Exercise details:
Give the listing again word for word, excluding the pictures it contains.

Data for review:
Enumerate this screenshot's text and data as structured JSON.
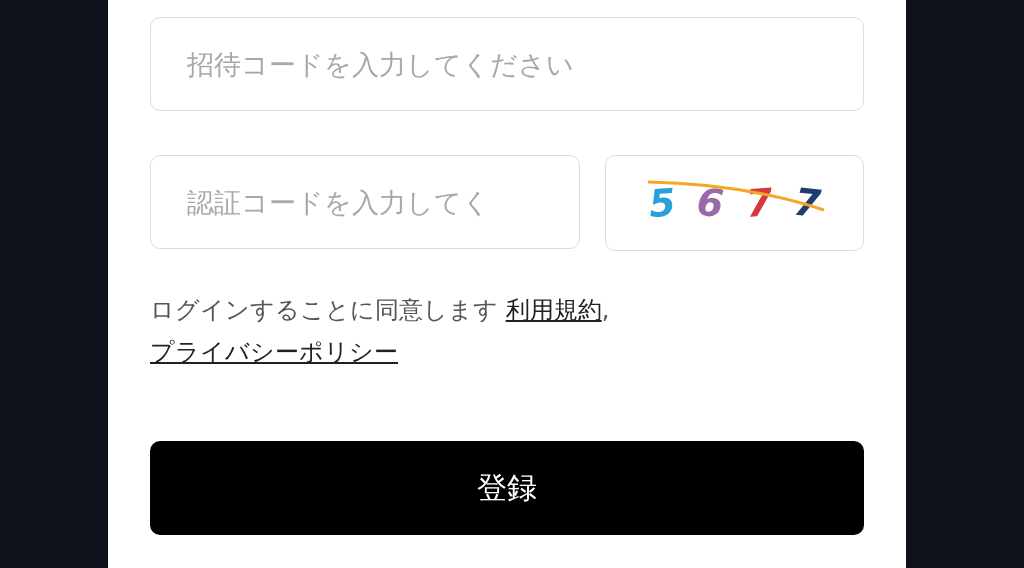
{
  "invite_field": {
    "placeholder": "招待コードを入力してください"
  },
  "verification_field": {
    "placeholder": "認証コードを入力してく"
  },
  "captcha": {
    "digits": [
      {
        "text": "5",
        "color": "#2aa0d8"
      },
      {
        "text": "6",
        "color": "#9a6aa8"
      },
      {
        "text": "7",
        "color": "#d8383a"
      },
      {
        "text": "7",
        "color": "#1e3f6e"
      }
    ]
  },
  "consent": {
    "text": "ログインすることに同意します",
    "terms_link": "利用規約",
    "separator": ",",
    "privacy_link": "プライバシーポリシー"
  },
  "submit_button": "登録"
}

Response to this exercise:
Enumerate this screenshot's text and data as structured JSON.
{
  "invite_field": {
    "placeholder": "招待コードを入力してください"
  },
  "verification_field": {
    "placeholder": "認証コードを入力してく"
  },
  "captcha": {
    "digits": [
      {
        "text": "5",
        "color": "#2aa0d8"
      },
      {
        "text": "6",
        "color": "#9a6aa8"
      },
      {
        "text": "7",
        "color": "#d8383a"
      },
      {
        "text": "7",
        "color": "#1e3f6e"
      }
    ]
  },
  "consent": {
    "text": "ログインすることに同意します",
    "terms_link": "利用規約",
    "separator": ",",
    "privacy_link": "プライバシーポリシー"
  },
  "submit_button": "登録"
}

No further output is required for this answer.